Hobhouse was twice married: (1) in 1858 to Mary Elizabeth, daughter of General the Hon. John Brodrick (d. 1864), by whom he had two sons; and (2) in 1868 to Anna Maria, daughter of David Williams, warden of New College, Oxford, who survived him. Hobhouse, who was from his Oxford days a zealous student of English mediæval history, more especially on its ecclesiastical side, published 'A Sketch of the Life of Walter de Merton' (1859), and edited the 'Register of Robert de Norbury, Bishop of Lichfield and Coventry' (in 'Collections for a History of Staffordshire,' vol. i. 1880). For the Somerset Record Society he edited 'Calendar of the Register of John de Drokensford, 1309-1329' (1887); 'Churchwardens' Accounts of Croscombe, &c.' (1890); 'Rentalia et Custumaria Michaelis de Ambresbury' (1891); and (with other members of the council) 'Two Cartularies of the Augustinian Priory of Bruton and the Cluniac Priory of Montacute' (1894). A volume of sermons and addresses was printed in 1905.

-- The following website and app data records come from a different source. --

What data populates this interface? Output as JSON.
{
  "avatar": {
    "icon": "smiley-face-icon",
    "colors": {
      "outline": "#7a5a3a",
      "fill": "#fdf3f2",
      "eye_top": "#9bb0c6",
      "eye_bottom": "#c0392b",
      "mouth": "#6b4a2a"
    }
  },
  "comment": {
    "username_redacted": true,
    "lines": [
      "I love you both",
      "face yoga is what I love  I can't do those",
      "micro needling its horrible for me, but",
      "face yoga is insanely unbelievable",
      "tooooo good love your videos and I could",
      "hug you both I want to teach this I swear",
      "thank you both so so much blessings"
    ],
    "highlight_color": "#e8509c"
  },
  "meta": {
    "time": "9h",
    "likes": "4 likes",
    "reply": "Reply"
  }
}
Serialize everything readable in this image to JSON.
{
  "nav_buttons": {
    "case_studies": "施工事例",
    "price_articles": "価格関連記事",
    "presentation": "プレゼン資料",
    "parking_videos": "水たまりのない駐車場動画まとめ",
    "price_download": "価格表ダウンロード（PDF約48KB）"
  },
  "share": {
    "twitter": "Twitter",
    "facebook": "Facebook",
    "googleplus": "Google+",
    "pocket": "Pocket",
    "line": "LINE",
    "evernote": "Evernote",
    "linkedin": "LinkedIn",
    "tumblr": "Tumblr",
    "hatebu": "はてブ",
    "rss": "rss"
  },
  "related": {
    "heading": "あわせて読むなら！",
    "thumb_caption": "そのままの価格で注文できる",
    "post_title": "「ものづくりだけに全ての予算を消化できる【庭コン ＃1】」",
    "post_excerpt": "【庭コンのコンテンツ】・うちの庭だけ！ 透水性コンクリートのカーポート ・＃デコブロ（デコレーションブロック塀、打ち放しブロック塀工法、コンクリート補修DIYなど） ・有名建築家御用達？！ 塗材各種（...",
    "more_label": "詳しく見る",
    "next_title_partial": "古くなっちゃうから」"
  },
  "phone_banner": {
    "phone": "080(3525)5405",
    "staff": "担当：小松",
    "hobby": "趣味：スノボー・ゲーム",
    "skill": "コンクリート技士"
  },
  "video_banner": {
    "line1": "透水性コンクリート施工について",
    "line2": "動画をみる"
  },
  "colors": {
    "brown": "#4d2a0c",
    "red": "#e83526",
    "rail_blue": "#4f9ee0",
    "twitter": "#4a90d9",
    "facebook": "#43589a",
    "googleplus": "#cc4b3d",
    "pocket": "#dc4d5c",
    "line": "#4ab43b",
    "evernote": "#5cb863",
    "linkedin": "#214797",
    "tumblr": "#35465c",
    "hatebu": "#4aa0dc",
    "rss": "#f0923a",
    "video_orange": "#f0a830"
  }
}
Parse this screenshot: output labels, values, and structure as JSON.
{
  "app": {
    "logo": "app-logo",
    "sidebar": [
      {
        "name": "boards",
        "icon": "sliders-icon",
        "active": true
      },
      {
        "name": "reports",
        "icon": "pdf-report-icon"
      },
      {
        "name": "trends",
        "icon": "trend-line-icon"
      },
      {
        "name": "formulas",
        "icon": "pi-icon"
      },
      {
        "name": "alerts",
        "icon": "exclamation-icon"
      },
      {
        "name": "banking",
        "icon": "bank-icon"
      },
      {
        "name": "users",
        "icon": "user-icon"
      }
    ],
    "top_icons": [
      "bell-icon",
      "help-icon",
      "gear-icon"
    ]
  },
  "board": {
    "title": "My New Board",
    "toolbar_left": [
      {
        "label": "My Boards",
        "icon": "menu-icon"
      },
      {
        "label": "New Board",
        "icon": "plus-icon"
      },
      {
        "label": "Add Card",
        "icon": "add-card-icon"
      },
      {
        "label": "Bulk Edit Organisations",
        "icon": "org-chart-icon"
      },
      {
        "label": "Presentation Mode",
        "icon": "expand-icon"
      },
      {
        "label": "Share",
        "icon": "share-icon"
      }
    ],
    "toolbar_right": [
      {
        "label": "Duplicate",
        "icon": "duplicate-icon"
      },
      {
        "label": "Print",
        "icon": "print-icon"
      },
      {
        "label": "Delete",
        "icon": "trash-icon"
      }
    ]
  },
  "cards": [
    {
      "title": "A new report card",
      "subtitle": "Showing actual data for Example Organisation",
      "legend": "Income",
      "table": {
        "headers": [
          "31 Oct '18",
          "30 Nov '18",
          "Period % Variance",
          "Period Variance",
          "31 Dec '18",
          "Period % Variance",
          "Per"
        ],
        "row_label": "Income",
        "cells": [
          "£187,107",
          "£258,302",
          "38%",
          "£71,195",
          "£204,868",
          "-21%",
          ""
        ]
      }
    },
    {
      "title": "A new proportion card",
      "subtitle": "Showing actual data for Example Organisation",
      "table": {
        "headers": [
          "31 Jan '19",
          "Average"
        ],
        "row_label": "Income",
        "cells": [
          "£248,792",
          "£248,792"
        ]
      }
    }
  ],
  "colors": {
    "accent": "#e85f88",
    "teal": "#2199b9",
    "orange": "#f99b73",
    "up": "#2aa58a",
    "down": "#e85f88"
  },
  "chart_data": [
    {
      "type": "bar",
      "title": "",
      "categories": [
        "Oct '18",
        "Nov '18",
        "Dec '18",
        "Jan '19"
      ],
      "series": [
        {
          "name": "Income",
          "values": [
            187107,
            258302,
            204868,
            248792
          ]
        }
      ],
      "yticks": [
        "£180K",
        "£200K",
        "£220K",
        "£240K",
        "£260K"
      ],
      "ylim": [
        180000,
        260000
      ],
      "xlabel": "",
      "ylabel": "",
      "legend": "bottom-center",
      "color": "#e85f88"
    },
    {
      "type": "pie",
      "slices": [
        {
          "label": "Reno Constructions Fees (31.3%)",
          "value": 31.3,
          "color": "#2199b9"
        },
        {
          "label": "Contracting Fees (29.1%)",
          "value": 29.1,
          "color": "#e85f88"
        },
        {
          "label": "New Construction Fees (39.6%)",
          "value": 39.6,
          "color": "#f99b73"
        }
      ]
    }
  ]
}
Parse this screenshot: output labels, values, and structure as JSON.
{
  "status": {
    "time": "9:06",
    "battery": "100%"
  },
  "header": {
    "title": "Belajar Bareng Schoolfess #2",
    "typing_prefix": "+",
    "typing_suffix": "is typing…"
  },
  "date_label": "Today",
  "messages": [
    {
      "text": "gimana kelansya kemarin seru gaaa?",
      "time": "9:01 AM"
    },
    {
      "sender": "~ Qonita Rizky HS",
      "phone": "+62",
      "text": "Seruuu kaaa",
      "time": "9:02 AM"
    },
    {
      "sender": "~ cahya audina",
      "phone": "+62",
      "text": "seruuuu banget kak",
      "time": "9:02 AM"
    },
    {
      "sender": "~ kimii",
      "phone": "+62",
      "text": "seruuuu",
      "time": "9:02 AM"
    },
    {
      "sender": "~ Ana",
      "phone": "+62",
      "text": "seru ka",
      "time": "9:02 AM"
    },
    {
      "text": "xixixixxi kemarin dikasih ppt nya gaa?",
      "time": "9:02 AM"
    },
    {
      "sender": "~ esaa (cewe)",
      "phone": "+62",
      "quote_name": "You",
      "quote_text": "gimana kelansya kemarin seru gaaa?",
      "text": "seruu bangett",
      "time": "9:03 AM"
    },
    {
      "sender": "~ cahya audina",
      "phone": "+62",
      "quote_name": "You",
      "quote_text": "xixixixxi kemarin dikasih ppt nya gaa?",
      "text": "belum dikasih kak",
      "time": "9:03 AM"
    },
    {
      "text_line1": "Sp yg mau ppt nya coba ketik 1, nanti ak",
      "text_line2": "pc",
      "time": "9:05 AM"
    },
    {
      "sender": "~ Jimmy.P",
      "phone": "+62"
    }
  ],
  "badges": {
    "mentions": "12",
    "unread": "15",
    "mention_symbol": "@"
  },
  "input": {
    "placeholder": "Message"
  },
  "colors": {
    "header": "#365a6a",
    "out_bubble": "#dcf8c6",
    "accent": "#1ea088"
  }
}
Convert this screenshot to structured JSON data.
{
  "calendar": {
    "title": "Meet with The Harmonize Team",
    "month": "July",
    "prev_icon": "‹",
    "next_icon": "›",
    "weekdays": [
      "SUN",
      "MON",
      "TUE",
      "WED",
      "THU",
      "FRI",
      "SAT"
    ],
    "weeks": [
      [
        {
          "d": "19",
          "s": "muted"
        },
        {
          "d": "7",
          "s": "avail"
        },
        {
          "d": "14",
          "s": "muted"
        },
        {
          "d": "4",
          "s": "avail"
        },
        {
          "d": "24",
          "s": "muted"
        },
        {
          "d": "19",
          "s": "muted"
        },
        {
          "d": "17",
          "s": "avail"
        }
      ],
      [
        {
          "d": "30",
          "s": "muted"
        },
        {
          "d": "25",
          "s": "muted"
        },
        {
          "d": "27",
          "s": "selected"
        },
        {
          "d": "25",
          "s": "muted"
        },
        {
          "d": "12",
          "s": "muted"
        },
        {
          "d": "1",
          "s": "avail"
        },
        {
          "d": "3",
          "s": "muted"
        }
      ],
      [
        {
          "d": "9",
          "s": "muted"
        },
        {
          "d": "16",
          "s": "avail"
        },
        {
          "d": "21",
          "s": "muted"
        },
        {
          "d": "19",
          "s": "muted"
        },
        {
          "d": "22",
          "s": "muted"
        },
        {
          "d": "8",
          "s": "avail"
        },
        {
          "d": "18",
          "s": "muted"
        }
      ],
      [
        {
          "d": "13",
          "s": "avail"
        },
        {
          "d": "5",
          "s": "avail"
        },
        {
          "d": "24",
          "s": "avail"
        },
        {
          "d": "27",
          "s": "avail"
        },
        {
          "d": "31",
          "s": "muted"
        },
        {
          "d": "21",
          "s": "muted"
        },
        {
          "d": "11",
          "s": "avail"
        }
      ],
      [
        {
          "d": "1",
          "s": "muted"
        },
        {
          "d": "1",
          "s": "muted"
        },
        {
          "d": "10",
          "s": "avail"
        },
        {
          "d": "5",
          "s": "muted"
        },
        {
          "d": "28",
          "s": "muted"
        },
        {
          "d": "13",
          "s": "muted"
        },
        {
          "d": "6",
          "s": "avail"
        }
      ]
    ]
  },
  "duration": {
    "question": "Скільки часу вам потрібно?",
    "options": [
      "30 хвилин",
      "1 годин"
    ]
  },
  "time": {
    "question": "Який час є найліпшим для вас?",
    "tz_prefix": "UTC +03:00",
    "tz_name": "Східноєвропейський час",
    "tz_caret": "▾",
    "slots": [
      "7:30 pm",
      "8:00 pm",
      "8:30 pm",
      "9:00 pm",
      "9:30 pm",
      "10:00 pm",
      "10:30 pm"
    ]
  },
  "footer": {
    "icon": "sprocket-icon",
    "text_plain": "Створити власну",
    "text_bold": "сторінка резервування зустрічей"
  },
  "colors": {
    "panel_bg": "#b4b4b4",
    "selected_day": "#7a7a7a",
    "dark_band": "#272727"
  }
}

[Memoir by his son, Walter Hobhouse, prefixed to Sermons and Addresses, 1905; The Times, 22 April 1904; Guardian, 27 April 1904; Athenæum, 30 April 1904.]

A. R. B.


HODGETTS, JAMES FREDERICK (1828–1906), commander and archæologist, son of James Hodgetts (d. 1830) by his wife Judith, daughter of Richard May, portrait painter, was born in London on 18 Jan. 1828. After his father's death his mother married Edward William Brayley [q. v.]. Hodgetts did not get on with his stepfather, who educated him for a scientific career. As a boy he assisted Sir Samuel Rush Meyrick [q. v.] in the arrangement of the Tower armoury. At an early age he went to sea, was in the East India Company's service in the Burmese war of 1851, became commander in the Indian navy, was wrecked, and had a narrow escape from drowning off the coast of Australia. He volunteered for service in the Crimean war; not being accepted, he became professor of seamanship at the Prussian naval cadets' school in Berlin till 1866, when the school was abolished. Having studied Russian in India, he transferred his services at the suggestion of Sir Roderick Impey Murchison [q. v.] to St. Petersburg and Moscow, where he lectured as professor in the Imperial College of Practical Science till his retirement in 1881. Coming to London, he patented a design for ships' hulls, which was not carried out; wrote stories for boys in the 'Boys' Own Paper' ('Harold the Boy Earl ' being the first), afterwards published separately; and wrote and lectured on archæological subjects, contributing to the 'Journal of the British Archaeological Association' and to the 'Antiquary.' He was engaged on an unfinished fife of Alfred the Great. , He died at his residence, 24 Cheniston Gardens, Kensington, on 24 April 1906. He married (1) in 1858 Isabella Gough (d. 1862), by whom he had a son, Edward Arthur Brayley Hodgetts; and (2) in 1867 Augusta Louisa von Dreger, by whom he had one daughter.

Among his publications were : 1. 'Ivan Dobroff: a Russian Story,' Philadelphia, 1866. 2. 'Anglo-Saxon Dress and Food,' &c., 1884 (lectures at the International Health Exhibition). 3. 'Anglo-Saxon Dwellings,' &c., 1884 (ditto). 4. 'Older England,' &c., 1884 (six lectures at the